It is common practice for a Landlord to impose various restrictions on a Tenant regarding the subletting or assignment of a premises to another. The purpose of a restriction on a tenant is to ensure that the Landlord retains control over who may take over the premises. All modern leases, whether commercial or not, place a restriction on the tenant preventing him or her from assigning, subletting or otherwise parting with possession of the premises without the Landlord’s prior written consent. It is also common to place an absolute prohibition on the assignment or subletting of part of the premises. It is further common to provide that a Landlord may not unreasonably withhold his or her consent in relation to the subletting or assignment of the full premises by a tenant to another. The only exception where a Landlord cannot absolutely prohibit the assignment or subletting of part of a building to another is where the Landlord leases a building to a tenant, which is intended to be divided into various units, and each such unit to be leased to another.
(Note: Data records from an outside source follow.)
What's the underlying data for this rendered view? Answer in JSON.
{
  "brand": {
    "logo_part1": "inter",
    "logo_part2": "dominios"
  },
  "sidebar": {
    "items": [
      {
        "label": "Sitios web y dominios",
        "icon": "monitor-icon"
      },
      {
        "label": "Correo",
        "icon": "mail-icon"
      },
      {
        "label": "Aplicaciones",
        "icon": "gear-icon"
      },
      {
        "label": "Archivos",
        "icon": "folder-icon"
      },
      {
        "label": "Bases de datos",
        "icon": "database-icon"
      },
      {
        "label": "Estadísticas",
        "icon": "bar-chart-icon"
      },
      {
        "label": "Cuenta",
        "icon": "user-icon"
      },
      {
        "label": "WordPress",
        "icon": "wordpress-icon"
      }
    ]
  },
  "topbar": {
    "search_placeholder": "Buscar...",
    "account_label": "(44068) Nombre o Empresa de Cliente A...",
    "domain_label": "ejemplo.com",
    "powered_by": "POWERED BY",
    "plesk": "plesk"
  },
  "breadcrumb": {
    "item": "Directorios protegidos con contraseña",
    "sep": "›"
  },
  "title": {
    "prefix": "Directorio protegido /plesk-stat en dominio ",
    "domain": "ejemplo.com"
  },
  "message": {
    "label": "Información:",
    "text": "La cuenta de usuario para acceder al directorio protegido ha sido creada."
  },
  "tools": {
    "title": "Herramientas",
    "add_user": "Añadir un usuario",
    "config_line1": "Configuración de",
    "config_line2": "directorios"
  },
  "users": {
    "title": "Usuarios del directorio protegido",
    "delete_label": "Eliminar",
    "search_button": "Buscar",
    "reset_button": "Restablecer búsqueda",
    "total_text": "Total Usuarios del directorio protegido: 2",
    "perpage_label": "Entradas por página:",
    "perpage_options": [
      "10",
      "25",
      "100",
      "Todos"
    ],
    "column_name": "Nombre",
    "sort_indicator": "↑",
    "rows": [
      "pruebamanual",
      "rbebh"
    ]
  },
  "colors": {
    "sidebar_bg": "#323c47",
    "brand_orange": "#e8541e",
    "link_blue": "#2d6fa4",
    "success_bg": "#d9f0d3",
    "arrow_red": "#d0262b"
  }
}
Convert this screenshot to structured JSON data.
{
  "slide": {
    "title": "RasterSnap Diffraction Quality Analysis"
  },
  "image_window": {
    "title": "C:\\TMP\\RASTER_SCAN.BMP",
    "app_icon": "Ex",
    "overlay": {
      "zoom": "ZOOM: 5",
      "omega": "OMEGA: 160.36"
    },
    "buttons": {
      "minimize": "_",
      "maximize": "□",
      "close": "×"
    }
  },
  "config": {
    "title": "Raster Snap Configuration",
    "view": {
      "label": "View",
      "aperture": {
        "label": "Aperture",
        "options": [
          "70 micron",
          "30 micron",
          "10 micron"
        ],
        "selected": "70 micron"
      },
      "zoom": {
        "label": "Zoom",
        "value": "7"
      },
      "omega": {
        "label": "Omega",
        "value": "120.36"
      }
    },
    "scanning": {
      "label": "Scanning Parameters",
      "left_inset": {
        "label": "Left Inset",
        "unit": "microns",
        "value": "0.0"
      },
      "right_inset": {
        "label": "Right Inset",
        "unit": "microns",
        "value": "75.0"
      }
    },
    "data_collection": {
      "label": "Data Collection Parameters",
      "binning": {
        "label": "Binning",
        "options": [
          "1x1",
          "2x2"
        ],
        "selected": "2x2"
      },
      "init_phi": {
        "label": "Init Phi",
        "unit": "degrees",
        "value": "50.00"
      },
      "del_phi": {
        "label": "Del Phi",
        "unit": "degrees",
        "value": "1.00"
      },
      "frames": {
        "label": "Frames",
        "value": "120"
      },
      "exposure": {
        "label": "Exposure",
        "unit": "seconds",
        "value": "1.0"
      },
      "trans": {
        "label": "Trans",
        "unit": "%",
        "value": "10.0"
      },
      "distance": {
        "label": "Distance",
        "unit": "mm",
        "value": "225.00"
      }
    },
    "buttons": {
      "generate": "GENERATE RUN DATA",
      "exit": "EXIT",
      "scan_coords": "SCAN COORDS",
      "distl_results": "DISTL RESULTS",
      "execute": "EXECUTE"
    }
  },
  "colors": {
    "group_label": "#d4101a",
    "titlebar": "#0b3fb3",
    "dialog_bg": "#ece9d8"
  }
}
If a Tenant believes that a Landlord has unreasonably withheld his consent to an assignment or subletting, that Tenant may then make an application to the Court for a declaration that the consent has been unreasonably withheld, and for an Order allowing the Tenant to assign or sublet the premises without the consent of the Landlord. It is important that a tenant does not assign or sublet a premises without the consent of the Landlord or without the Order of the Court, as otherwise he may find himself in breach of a Covenant and may have to pay damages to the Landlord in respect of that breach. The onus of proving that a Landlord’s consent is unreasonably withheld is on the Tenant.